<<<<

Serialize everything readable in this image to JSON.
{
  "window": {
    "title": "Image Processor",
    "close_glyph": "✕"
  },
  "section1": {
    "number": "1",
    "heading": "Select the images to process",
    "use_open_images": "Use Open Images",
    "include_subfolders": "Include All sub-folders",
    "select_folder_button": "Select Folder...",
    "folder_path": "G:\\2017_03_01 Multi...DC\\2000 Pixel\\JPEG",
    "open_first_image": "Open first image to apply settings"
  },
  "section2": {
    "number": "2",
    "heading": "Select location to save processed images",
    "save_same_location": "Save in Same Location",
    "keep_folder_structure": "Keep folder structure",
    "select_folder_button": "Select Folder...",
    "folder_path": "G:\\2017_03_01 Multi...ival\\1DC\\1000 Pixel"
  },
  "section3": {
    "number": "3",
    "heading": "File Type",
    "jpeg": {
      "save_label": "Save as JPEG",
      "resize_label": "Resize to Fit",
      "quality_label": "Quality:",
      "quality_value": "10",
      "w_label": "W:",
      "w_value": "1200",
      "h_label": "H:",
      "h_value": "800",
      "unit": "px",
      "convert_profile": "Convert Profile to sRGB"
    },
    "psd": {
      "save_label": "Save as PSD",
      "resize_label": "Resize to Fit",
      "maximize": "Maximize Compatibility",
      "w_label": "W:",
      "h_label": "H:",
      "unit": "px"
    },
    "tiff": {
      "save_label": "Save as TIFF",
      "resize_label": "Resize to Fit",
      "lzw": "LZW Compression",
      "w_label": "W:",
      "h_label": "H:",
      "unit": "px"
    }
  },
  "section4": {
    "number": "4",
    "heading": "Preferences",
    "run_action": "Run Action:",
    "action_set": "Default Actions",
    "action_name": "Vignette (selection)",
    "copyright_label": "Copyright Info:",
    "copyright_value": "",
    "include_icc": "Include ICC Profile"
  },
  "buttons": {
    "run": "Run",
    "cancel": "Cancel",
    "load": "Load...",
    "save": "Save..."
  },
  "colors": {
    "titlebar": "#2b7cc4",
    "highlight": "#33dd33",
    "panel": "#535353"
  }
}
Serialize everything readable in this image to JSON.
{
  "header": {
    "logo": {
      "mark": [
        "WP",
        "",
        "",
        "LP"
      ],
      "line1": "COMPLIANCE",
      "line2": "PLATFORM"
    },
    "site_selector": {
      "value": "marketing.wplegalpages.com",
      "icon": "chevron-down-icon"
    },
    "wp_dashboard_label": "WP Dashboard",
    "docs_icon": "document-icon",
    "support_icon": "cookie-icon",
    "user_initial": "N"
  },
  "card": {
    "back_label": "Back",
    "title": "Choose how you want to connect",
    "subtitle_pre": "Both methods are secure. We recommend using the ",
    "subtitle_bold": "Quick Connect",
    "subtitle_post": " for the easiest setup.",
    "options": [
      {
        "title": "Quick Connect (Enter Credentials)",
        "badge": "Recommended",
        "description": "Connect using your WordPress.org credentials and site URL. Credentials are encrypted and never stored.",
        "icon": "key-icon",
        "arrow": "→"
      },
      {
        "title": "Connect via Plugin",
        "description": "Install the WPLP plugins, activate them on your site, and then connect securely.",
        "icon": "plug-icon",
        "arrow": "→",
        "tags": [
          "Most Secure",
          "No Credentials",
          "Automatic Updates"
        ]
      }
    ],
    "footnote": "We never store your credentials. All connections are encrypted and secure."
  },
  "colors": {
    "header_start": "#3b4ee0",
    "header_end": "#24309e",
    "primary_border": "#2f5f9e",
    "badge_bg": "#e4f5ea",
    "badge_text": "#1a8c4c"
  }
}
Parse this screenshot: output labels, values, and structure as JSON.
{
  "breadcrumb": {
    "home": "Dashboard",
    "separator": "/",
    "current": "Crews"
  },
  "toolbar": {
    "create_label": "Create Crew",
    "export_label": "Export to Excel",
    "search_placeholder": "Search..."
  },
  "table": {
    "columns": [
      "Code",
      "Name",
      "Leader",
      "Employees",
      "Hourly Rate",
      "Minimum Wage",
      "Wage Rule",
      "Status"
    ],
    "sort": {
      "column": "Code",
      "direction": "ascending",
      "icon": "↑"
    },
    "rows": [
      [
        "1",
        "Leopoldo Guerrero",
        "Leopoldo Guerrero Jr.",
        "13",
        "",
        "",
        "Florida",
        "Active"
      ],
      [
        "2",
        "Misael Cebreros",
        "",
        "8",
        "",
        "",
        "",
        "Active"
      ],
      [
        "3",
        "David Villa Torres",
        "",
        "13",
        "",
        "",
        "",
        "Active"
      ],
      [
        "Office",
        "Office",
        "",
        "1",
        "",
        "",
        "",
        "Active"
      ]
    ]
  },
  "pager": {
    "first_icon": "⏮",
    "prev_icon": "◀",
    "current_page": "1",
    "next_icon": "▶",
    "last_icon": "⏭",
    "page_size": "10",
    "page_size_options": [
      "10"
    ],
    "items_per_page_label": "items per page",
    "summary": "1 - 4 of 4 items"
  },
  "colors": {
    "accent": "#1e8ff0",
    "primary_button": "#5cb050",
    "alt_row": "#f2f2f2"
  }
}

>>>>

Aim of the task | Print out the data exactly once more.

Solution for this task |
Serialize everything readable in this image to JSON.
{
  "window": {
    "title": "Image Processor",
    "close_glyph": "✕"
  },
  "section1": {
    "number": "1",
    "heading": "Select the images to process",
    "use_open_images": "Use Open Images",
    "include_subfolders": "Include All sub-folders",
    "select_folder_button": "Select Folder...",
    "folder_path": "G:\\2017_03_01 Multi...DC\\2000 Pixel\\JPEG",
    "open_first_image": "Open first image to apply settings"
  },
  "section2": {
    "number": "2",
    "heading": "Select location to save processed images",
    "save_same_location": "Save in Same Location",
    "keep_folder_structure": "Keep folder structure",
    "select_folder_button": "Select Folder...",
    "folder_path": "G:\\2017_03_01 Multi...ival\\1DC\\1000 Pixel"
  },
  "section3": {
    "number": "3",
    "heading": "File Type",
    "jpeg": {
      "save_label": "Save as JPEG",
      "resize_label": "Resize to Fit",
      "quality_label": "Quality:",
      "quality_value": "10",
      "w_label": "W:",
      "w_value": "1200",
      "h_label": "H:",
      "h_value": "800",
      "unit": "px",
      "convert_profile": "Convert Profile to sRGB"
    },
    "psd": {
      "save_label": "Save as PSD",
      "resize_label": "Resize to Fit",
      "maximize": "Maximize Compatibility",
      "w_label": "W:",
      "h_label": "H:",
      "unit": "px"
    },
    "tiff": {
      "save_label": "Save as TIFF",
      "resize_label": "Resize to Fit",
      "lzw": "LZW Compression",
      "w_label": "W:",
      "h_label": "H:",
      "unit": "px"
    }
  },
  "section4": {
    "number": "4",
    "heading": "Preferences",
    "run_action": "Run Action:",
    "action_set": "Default Actions",
    "action_name": "Vignette (selection)",
    "copyright_label": "Copyright Info:",
    "copyright_value": "",
    "include_icc": "Include ICC Profile"
  },
  "buttons": {
    "run": "Run",
    "cancel": "Cancel",
    "load": "Load...",
    "save": "Save..."
  },
  "colors": {
    "titlebar": "#2b7cc4",
    "highlight": "#33dd33",
    "panel": "#535353"
  }
}
Serialize everything readable in this image to JSON.
{
  "header": {
    "logo": {
      "mark": [
        "WP",
        "",
        "",
        "LP"
      ],
      "line1": "COMPLIANCE",
      "line2": "PLATFORM"
    },
    "site_selector": {
      "value": "marketing.wplegalpages.com",
      "icon": "chevron-down-icon"
    },
    "wp_dashboard_label": "WP Dashboard",
    "docs_icon": "document-icon",
    "support_icon": "cookie-icon",
    "user_initial": "N"
  },
  "card": {
    "back_label": "Back",
    "title": "Choose how you want to connect",
    "subtitle_pre": "Both methods are secure. We recommend using the ",
    "subtitle_bold": "Quick Connect",
    "subtitle_post": " for the easiest setup.",
    "options": [
      {
        "title": "Quick Connect (Enter Credentials)",
        "badge": "Recommended",
        "description": "Connect using your WordPress.org credentials and site URL. Credentials are encrypted and never stored.",
        "icon": "key-icon",
        "arrow": "→"
      },
      {
        "title": "Connect via Plugin",
        "description": "Install the WPLP plugins, activate them on your site, and then connect securely.",
        "icon": "plug-icon",
        "arrow": "→",
        "tags": [
          "Most Secure",
          "No Credentials",
          "Automatic Updates"
        ]
      }
    ],
    "footnote": "We never store your credentials. All connections are encrypted and secure."
  },
  "colors": {
    "header_start": "#3b4ee0",
    "header_end": "#24309e",
    "primary_border": "#2f5f9e",
    "badge_bg": "#e4f5ea",
    "badge_text": "#1a8c4c"
  }
}
Parse this screenshot: output labels, values, and structure as JSON.
{
  "breadcrumb": {
    "home": "Dashboard",
    "separator": "/",
    "current": "Crews"
  },
  "toolbar": {
    "create_label": "Create Crew",
    "export_label": "Export to Excel",
    "search_placeholder": "Search..."
  },
  "table": {
    "columns": [
      "Code",
      "Name",
      "Leader",
      "Employees",
      "Hourly Rate",
      "Minimum Wage",
      "Wage Rule",
      "Status"
    ],
    "sort": {
      "column": "Code",
      "direction": "ascending",
      "icon": "↑"
    },
    "rows": [
      [
        "1",
        "Leopoldo Guerrero",
        "Leopoldo Guerrero Jr.",
        "13",
        "",
        "",
        "Florida",
        "Active"
      ],
      [
        "2",
        "Misael Cebreros",
        "",
        "8",
        "",
        "",
        "",
        "Active"
      ],
      [
        "3",
        "David Villa Torres",
        "",
        "13",
        "",
        "",
        "",
        "Active"
      ],
      [
        "Office",
        "Office",
        "",
        "1",
        "",
        "",
        "",
        "Active"
      ]
    ]
  },
  "pager": {
    "first_icon": "⏮",
    "prev_icon": "◀",
    "current_page": "1",
    "next_icon": "▶",
    "last_icon": "⏭",
    "page_size": "10",
    "page_size_options": [
      "10"
    ],
    "items_per_page_label": "items per page",
    "summary": "1 - 4 of 4 items"
  },
  "colors": {
    "accent": "#1e8ff0",
    "primary_button": "#5cb050",
    "alt_row": "#f2f2f2"
  }
}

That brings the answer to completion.